Available data START

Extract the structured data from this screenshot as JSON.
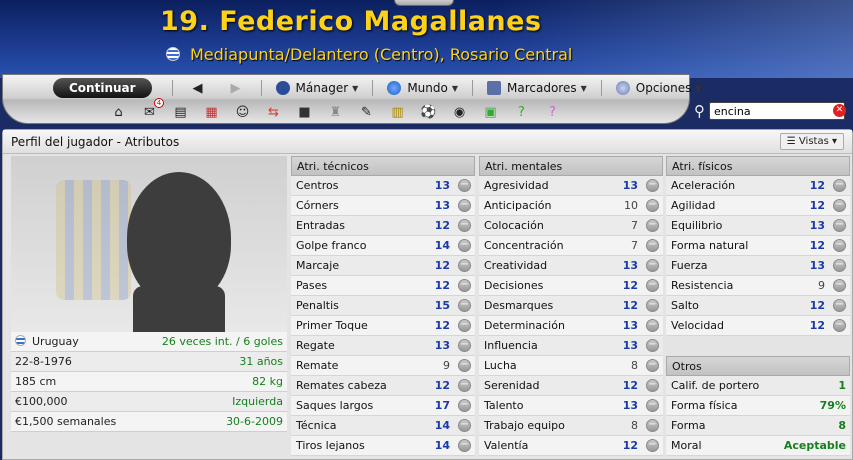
{
  "header": {
    "title": "19. Federico Magallanes",
    "subtitle": "Mediapunta/Delantero (Centro), Rosario Central"
  },
  "toolbar": {
    "continue_label": "Continuar",
    "menus": [
      {
        "label": "Mánager",
        "icon": "manager-icon"
      },
      {
        "label": "Mundo",
        "icon": "globe-icon"
      },
      {
        "label": "Marcadores",
        "icon": "bookmarks-icon"
      },
      {
        "label": "Opciones",
        "icon": "options-icon"
      }
    ],
    "icons": [
      "home-icon",
      "inbox-icon",
      "news-icon",
      "calendar-icon",
      "squad-icon",
      "transfers-icon",
      "tactics-icon",
      "trophy-icon",
      "scout-icon",
      "notes-icon",
      "match-icon",
      "binoculars-icon",
      "finances-icon",
      "help-icon",
      "question-icon"
    ],
    "inbox_badge": "4"
  },
  "search": {
    "value": "encina"
  },
  "panel": {
    "title": "Perfil del jugador - Atributos",
    "views_label": "Vistas"
  },
  "player_info": [
    {
      "label": "Uruguay",
      "value": "26 veces int. / 6 goles",
      "flag": true
    },
    {
      "label": "22-8-1976",
      "value": "31 años"
    },
    {
      "label": "185 cm",
      "value": "82 kg"
    },
    {
      "label": "€100,000",
      "value": "Izquierda"
    },
    {
      "label": "€1,500 semanales",
      "value": "30-6-2009"
    }
  ],
  "technical": {
    "title": "Atri. técnicos",
    "rows": [
      {
        "label": "Centros",
        "value": "13"
      },
      {
        "label": "Córners",
        "value": "13"
      },
      {
        "label": "Entradas",
        "value": "12"
      },
      {
        "label": "Golpe franco",
        "value": "14"
      },
      {
        "label": "Marcaje",
        "value": "12"
      },
      {
        "label": "Pases",
        "value": "12"
      },
      {
        "label": "Penaltis",
        "value": "15"
      },
      {
        "label": "Primer Toque",
        "value": "12"
      },
      {
        "label": "Regate",
        "value": "13"
      },
      {
        "label": "Remate",
        "value": "9"
      },
      {
        "label": "Remates cabeza",
        "value": "12"
      },
      {
        "label": "Saques largos",
        "value": "17"
      },
      {
        "label": "Técnica",
        "value": "14"
      },
      {
        "label": "Tiros lejanos",
        "value": "14"
      }
    ]
  },
  "mental": {
    "title": "Atri. mentales",
    "rows": [
      {
        "label": "Agresividad",
        "value": "13"
      },
      {
        "label": "Anticipación",
        "value": "10"
      },
      {
        "label": "Colocación",
        "value": "7"
      },
      {
        "label": "Concentración",
        "value": "7"
      },
      {
        "label": "Creatividad",
        "value": "13"
      },
      {
        "label": "Decisiones",
        "value": "12"
      },
      {
        "label": "Desmarques",
        "value": "12"
      },
      {
        "label": "Determinación",
        "value": "13"
      },
      {
        "label": "Influencia",
        "value": "13"
      },
      {
        "label": "Lucha",
        "value": "8"
      },
      {
        "label": "Serenidad",
        "value": "12"
      },
      {
        "label": "Talento",
        "value": "13"
      },
      {
        "label": "Trabajo equipo",
        "value": "8"
      },
      {
        "label": "Valentía",
        "value": "12"
      }
    ]
  },
  "physical": {
    "title": "Atri. físicos",
    "rows": [
      {
        "label": "Aceleración",
        "value": "12"
      },
      {
        "label": "Agilidad",
        "value": "12"
      },
      {
        "label": "Equilibrio",
        "value": "13"
      },
      {
        "label": "Forma natural",
        "value": "12"
      },
      {
        "label": "Fuerza",
        "value": "13"
      },
      {
        "label": "Resistencia",
        "value": "9"
      },
      {
        "label": "Salto",
        "value": "12"
      },
      {
        "label": "Velocidad",
        "value": "12"
      }
    ]
  },
  "others": {
    "title": "Otros",
    "rows": [
      {
        "label": "Calif. de portero",
        "value": "1"
      },
      {
        "label": "Forma física",
        "value": "79%"
      },
      {
        "label": "Forma",
        "value": "8"
      },
      {
        "label": "Moral",
        "value": "Aceptable"
      }
    ]
  },
  "colors": {
    "title_yellow": "#ffd21a",
    "value_blue": "#1a3aa8",
    "value_green": "#15801d",
    "header_blue": "#1b3a8f"
  }
}
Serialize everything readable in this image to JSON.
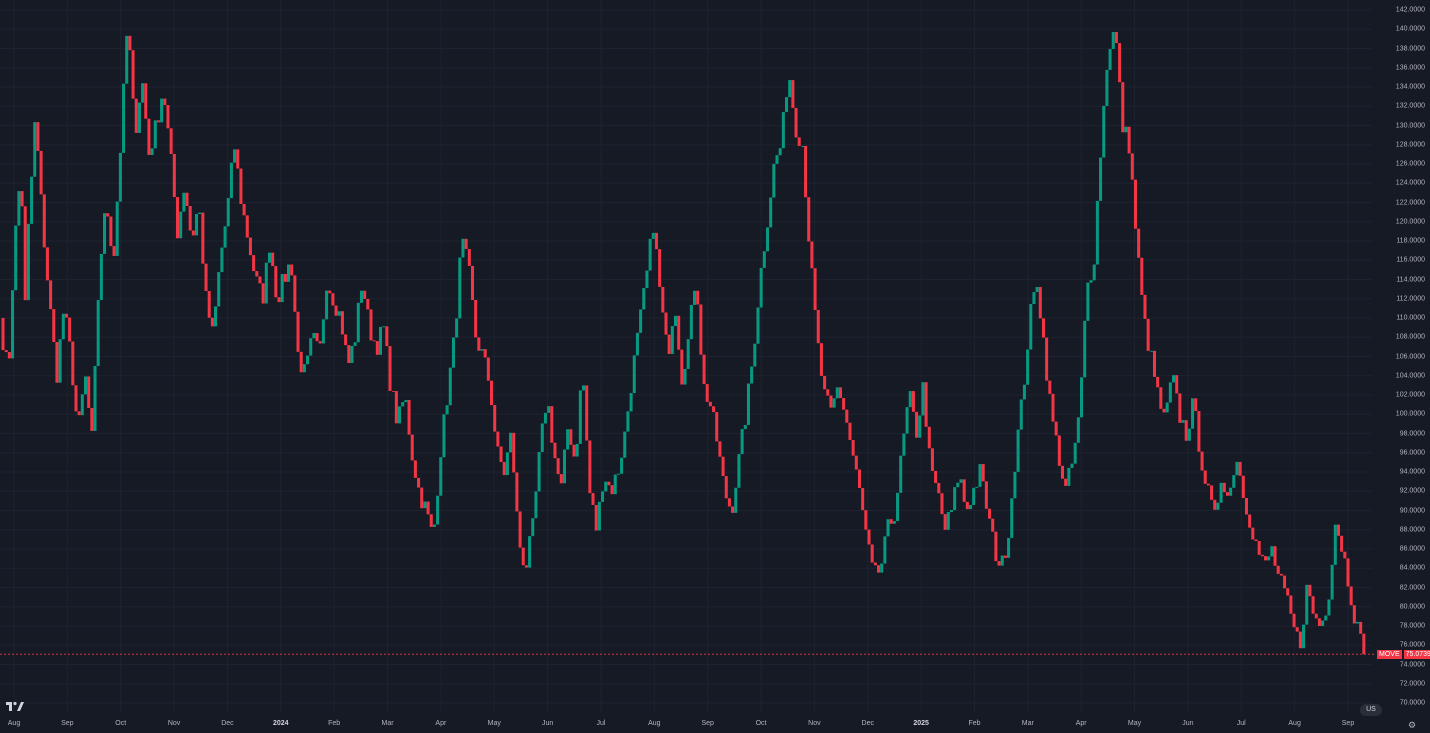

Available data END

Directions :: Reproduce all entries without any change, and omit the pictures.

The completed task ::
Extract the structured data from this screenshot as JSON.
{
  "header": {
    "title": "19. Federico Magallanes",
    "subtitle": "Mediapunta/Delantero (Centro), Rosario Central"
  },
  "toolbar": {
    "continue_label": "Continuar",
    "menus": [
      {
        "label": "Mánager",
        "icon": "manager-icon"
      },
      {
        "label": "Mundo",
        "icon": "globe-icon"
      },
      {
        "label": "Marcadores",
        "icon": "bookmarks-icon"
      },
      {
        "label": "Opciones",
        "icon": "options-icon"
      }
    ],
    "icons": [
      "home-icon",
      "inbox-icon",
      "news-icon",
      "calendar-icon",
      "squad-icon",
      "transfers-icon",
      "tactics-icon",
      "trophy-icon",
      "scout-icon",
      "notes-icon",
      "match-icon",
      "binoculars-icon",
      "finances-icon",
      "help-icon",
      "question-icon"
    ],
    "inbox_badge": "4"
  },
  "search": {
    "value": "encina"
  },
  "panel": {
    "title": "Perfil del jugador - Atributos",
    "views_label": "Vistas"
  },
  "player_info": [
    {
      "label": "Uruguay",
      "value": "26 veces int. / 6 goles",
      "flag": true
    },
    {
      "label": "22-8-1976",
      "value": "31 años"
    },
    {
      "label": "185 cm",
      "value": "82 kg"
    },
    {
      "label": "€100,000",
      "value": "Izquierda"
    },
    {
      "label": "€1,500 semanales",
      "value": "30-6-2009"
    }
  ],
  "technical": {
    "title": "Atri. técnicos",
    "rows": [
      {
        "label": "Centros",
        "value": "13"
      },
      {
        "label": "Córners",
        "value": "13"
      },
      {
        "label": "Entradas",
        "value": "12"
      },
      {
        "label": "Golpe franco",
        "value": "14"
      },
      {
        "label": "Marcaje",
        "value": "12"
      },
      {
        "label": "Pases",
        "value": "12"
      },
      {
        "label": "Penaltis",
        "value": "15"
      },
      {
        "label": "Primer Toque",
        "value": "12"
      },
      {
        "label": "Regate",
        "value": "13"
      },
      {
        "label": "Remate",
        "value": "9"
      },
      {
        "label": "Remates cabeza",
        "value": "12"
      },
      {
        "label": "Saques largos",
        "value": "17"
      },
      {
        "label": "Técnica",
        "value": "14"
      },
      {
        "label": "Tiros lejanos",
        "value": "14"
      }
    ]
  },
  "mental": {
    "title": "Atri. mentales",
    "rows": [
      {
        "label": "Agresividad",
        "value": "13"
      },
      {
        "label": "Anticipación",
        "value": "10"
      },
      {
        "label": "Colocación",
        "value": "7"
      },
      {
        "label": "Concentración",
        "value": "7"
      },
      {
        "label": "Creatividad",
        "value": "13"
      },
      {
        "label": "Decisiones",
        "value": "12"
      },
      {
        "label": "Desmarques",
        "value": "12"
      },
      {
        "label": "Determinación",
        "value": "13"
      },
      {
        "label": "Influencia",
        "value": "13"
      },
      {
        "label": "Lucha",
        "value": "8"
      },
      {
        "label": "Serenidad",
        "value": "12"
      },
      {
        "label": "Talento",
        "value": "13"
      },
      {
        "label": "Trabajo equipo",
        "value": "8"
      },
      {
        "label": "Valentía",
        "value": "12"
      }
    ]
  },
  "physical": {
    "title": "Atri. físicos",
    "rows": [
      {
        "label": "Aceleración",
        "value": "12"
      },
      {
        "label": "Agilidad",
        "value": "12"
      },
      {
        "label": "Equilibrio",
        "value": "13"
      },
      {
        "label": "Forma natural",
        "value": "12"
      },
      {
        "label": "Fuerza",
        "value": "13"
      },
      {
        "label": "Resistencia",
        "value": "9"
      },
      {
        "label": "Salto",
        "value": "12"
      },
      {
        "label": "Velocidad",
        "value": "12"
      }
    ]
  },
  "others": {
    "title": "Otros",
    "rows": [
      {
        "label": "Calif. de portero",
        "value": "1"
      },
      {
        "label": "Forma física",
        "value": "79%"
      },
      {
        "label": "Forma",
        "value": "8"
      },
      {
        "label": "Moral",
        "value": "Aceptable"
      }
    ]
  },
  "colors": {
    "title_yellow": "#ffd21a",
    "value_blue": "#1a3aa8",
    "value_green": "#15801d",
    "header_blue": "#1b3a8f"
  }
}
Serialize everything readable in this image to JSON.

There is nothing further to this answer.